Debris covered many roads, Frasier said. Workers cleaned a mix of rocks, accumulated dirt, tree limbs and, in some cases, downed trees, he said.
The approaches to some bridges on dirt roads were washed away and will need to be replaced, he said. A cost estimate hasn't been established, he said.
Five county roads were listed as impassable as of 4:30 p.m. Thursday, according to information provided by Channing Barker, county communications director.
Damage from the rain came as the Road Department was still filling potholes caused by the extreme cold weather in February.
Robert McGowen, Benton County administrator of public safety, said he didn't have any reports of injuries from the storm.
Fayetteville first-responders had a pair of water rescue calls overnight Wednesday into Thursday, but no injuries were reported.
A vehicle was caught by floodwater at a low water crossing around 12:05 a.m. in an area north of the 2700 block of West Wedington Drive, according to information from the Police and Fire departments and Central Emergency Medical Services.
In the second incident, a vehicle was caught in floodwater in the 1000 block of South Dead Horse Mountain Road around 6 a.m. Thursday.
Springdale Fire Chief Mike Irwin said his department had six water rescue calls Wednesday morning, but none overnight and into Thursday morning.
In Washington County, there were numerous reports of roads closed due to flooding or debris, but no injuries.
Rogers engineering staff were busy Thursday inspecting transportation and stormwater infrastructure for any damage.
"As the water subsides, we'll have a better idea of how our assets fared," said Shanda Hunter, city public relations manager.
Snyder said the next chance of rain is after midnight Saturday and into Sunday morning. Sunday's forecast calls for showers and possibly a thunderstorm with a high near 73. The chance of precipitation is 80%, according to the Weather Service.
River Valley woes
Brad Thomas, director of the Crawford County Department of Emergency Management, said County Judge Dennis Gilstrap declared a state of emergency Thursday because of heavy rainfall in the River Valley over the past couple of days.
"We've got significant damage," Thomas said, adding the damage severity would become clearer once water recedes from the roads.
Every low-water crossing in Crawford County was underwater Thursday, according to Thomas. IDrive Arkansas reported a bridge on Arkansas 282 southwest of Mountainburg was closed due to high water, with flooding affecting part of Arkansas 162 between Alma and Kibler for a time as well.
Gilstrap didn't respond to a message requesting comment Thursday.
A "handful" of homes in the county reportedly were surrounded by water while a couple of other homes were flooded, Thomas said. In Alma, the Fire Department went out at 1:30 a.m. Thursday to rescue four people from an apartment complex that had water in it, Thomas said. The Crawford County Sheriff's Office also did a swift water rescue that morning to get a man trapped in a motor home at Clear Creek Park east of Kibler.
Thomas estimated, from Wednesday to about 1:15 p.m. Thursday, parts of Crawford County received anywhere from 3.25 inches to 6 or more inches of rain.
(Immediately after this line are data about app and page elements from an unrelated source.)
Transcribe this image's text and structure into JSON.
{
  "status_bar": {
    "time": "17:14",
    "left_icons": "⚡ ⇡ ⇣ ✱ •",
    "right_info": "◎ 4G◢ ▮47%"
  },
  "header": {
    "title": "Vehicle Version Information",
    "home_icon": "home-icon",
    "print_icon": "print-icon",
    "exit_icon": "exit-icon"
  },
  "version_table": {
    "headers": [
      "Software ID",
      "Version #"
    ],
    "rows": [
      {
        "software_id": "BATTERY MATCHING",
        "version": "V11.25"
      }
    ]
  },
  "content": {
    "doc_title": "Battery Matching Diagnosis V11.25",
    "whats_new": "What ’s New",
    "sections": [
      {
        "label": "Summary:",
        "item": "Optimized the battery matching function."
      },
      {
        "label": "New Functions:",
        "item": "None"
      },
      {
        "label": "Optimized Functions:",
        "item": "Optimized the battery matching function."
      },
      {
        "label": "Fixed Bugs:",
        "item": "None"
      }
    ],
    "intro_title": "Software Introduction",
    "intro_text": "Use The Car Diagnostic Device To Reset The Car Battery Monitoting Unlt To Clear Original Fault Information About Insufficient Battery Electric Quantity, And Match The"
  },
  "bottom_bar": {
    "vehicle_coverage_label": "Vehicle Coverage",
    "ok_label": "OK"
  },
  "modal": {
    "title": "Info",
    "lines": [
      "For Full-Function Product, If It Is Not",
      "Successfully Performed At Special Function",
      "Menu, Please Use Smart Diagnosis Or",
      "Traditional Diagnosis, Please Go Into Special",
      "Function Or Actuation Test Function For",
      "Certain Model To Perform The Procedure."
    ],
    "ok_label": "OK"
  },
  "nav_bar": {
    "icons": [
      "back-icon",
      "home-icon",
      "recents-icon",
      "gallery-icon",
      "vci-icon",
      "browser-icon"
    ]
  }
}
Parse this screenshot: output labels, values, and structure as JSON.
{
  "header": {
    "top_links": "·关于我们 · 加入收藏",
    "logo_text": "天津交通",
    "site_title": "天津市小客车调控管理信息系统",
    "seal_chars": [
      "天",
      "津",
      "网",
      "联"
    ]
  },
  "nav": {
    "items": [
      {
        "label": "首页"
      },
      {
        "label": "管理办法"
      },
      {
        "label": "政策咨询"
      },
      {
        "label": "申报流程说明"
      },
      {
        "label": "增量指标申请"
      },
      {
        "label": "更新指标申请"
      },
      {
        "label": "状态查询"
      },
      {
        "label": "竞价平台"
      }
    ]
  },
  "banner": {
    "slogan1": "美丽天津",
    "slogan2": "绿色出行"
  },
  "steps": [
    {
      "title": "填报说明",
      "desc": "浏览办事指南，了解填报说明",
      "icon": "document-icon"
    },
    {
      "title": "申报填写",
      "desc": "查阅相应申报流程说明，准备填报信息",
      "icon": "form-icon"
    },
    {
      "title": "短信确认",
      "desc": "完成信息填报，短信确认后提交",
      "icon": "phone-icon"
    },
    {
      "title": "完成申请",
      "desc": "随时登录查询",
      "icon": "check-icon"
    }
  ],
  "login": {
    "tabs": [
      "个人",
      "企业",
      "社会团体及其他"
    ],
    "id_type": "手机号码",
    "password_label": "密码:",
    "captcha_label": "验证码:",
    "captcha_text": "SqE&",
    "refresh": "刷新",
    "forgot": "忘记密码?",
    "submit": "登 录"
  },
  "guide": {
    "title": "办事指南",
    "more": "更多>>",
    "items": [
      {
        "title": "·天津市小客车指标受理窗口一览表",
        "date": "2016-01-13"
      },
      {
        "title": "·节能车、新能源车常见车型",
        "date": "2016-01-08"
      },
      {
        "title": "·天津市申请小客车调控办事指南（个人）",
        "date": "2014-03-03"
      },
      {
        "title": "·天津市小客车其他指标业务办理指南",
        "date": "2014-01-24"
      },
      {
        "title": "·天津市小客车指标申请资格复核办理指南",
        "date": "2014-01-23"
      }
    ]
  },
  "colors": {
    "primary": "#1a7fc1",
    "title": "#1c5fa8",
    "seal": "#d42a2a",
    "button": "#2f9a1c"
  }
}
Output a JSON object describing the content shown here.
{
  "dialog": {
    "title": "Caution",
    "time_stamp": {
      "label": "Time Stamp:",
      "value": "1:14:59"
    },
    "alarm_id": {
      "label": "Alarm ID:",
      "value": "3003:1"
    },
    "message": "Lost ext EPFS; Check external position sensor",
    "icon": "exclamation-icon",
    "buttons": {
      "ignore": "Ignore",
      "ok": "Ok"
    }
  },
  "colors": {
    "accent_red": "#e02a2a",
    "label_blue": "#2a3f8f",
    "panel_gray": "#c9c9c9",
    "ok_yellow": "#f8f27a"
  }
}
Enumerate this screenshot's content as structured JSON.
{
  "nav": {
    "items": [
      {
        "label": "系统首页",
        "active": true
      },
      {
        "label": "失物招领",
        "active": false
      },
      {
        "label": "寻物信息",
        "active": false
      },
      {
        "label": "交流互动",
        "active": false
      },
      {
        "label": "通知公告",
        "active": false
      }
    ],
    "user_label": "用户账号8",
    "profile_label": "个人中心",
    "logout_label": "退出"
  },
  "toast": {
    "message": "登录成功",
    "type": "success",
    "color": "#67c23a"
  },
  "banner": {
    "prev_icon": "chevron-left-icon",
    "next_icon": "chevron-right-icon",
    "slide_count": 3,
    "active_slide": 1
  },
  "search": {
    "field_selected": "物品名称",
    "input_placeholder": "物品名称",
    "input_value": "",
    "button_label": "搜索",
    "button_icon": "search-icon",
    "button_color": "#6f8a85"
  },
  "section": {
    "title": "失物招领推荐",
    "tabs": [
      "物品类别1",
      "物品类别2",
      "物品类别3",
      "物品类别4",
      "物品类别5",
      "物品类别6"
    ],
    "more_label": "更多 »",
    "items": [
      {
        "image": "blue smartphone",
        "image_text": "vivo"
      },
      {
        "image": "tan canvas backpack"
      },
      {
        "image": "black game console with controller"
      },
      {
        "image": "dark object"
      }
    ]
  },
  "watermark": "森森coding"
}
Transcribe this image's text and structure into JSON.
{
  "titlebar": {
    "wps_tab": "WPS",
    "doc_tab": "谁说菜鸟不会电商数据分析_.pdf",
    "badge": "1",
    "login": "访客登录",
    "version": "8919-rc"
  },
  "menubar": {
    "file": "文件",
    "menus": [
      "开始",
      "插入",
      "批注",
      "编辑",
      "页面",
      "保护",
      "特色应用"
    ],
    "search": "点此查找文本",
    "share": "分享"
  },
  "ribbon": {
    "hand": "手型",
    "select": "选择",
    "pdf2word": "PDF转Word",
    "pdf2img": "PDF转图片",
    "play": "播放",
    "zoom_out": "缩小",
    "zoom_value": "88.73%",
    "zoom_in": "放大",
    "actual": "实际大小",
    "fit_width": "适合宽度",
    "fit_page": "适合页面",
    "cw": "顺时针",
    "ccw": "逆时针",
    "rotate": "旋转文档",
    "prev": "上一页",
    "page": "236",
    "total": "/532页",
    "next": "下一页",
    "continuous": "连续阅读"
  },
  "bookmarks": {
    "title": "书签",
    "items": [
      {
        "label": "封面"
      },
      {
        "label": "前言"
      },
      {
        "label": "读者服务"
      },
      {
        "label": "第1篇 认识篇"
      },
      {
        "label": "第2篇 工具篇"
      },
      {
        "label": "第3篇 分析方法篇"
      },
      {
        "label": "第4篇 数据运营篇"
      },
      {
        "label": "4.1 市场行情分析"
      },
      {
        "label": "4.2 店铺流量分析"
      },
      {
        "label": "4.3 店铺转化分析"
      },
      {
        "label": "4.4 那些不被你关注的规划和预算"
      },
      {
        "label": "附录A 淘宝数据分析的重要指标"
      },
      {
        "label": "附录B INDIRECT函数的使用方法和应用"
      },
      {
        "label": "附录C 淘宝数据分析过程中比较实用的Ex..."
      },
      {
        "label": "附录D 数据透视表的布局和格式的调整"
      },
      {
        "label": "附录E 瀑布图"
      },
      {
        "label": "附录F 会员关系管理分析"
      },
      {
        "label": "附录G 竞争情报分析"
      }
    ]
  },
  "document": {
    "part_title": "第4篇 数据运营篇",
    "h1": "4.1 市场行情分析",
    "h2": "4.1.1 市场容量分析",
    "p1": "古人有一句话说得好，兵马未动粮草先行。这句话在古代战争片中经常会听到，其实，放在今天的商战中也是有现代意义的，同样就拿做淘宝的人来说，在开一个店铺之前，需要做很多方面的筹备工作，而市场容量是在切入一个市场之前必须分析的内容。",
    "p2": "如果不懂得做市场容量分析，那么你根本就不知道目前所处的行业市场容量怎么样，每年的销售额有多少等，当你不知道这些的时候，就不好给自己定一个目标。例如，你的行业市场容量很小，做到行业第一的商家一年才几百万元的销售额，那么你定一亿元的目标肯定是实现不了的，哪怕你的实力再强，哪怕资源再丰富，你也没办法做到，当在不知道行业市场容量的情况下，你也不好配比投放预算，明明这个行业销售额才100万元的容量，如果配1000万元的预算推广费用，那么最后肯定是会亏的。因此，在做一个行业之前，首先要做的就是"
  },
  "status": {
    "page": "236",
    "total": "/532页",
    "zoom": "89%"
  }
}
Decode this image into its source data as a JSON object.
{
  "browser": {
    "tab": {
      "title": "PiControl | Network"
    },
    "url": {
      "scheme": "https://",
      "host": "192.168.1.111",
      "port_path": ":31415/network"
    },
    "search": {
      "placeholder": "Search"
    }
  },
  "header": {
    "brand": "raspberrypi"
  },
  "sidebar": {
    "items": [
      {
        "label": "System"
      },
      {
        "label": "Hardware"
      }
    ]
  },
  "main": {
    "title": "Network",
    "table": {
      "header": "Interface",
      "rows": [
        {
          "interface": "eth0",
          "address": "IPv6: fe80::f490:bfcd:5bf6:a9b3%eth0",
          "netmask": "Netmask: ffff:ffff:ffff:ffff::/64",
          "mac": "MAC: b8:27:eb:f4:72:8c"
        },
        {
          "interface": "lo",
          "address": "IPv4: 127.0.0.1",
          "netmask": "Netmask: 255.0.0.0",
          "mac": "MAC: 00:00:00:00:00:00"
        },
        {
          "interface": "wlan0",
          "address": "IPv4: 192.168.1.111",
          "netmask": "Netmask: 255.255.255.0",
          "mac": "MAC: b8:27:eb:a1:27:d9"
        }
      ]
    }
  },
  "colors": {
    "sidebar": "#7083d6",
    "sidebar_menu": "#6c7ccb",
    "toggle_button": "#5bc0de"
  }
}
The northern part of the county got more rain than the south.
The Arkansas River at Van Buren was forecast to crest at 27.5 feet Thursday night, according to the National Weather Service in Tulsa. The flood stage for the river is 22 feet.
Thomas said this crest will mean floodwater would affect the Field of Dreams Sports Complex in Van Buren and surround homes in some areas in the floodplain off the Arkansas River.
"It's going to be a nuisance, it's going to be an inconvenience," Thomas said.
Two sections of highway in Sebastian County were also closed due to flooding as of Thursday afternoon, according to IDrive Arkansas. These included a section of Arkansas 255 between Central City and Lavaca, and a part of Arkansas 252 in the area of the Beverly township.
Kendall Beam, Sebastian County emergency management director, said the areas are the first in the county to flood when the Arkansas River reaches 25 feet or higher. However, he said the rainfall didn't hit Sebastian County as hard as it did Crawford County.
To see a video of the breach in the dam, visit nwaonline.com/430bvdam/ .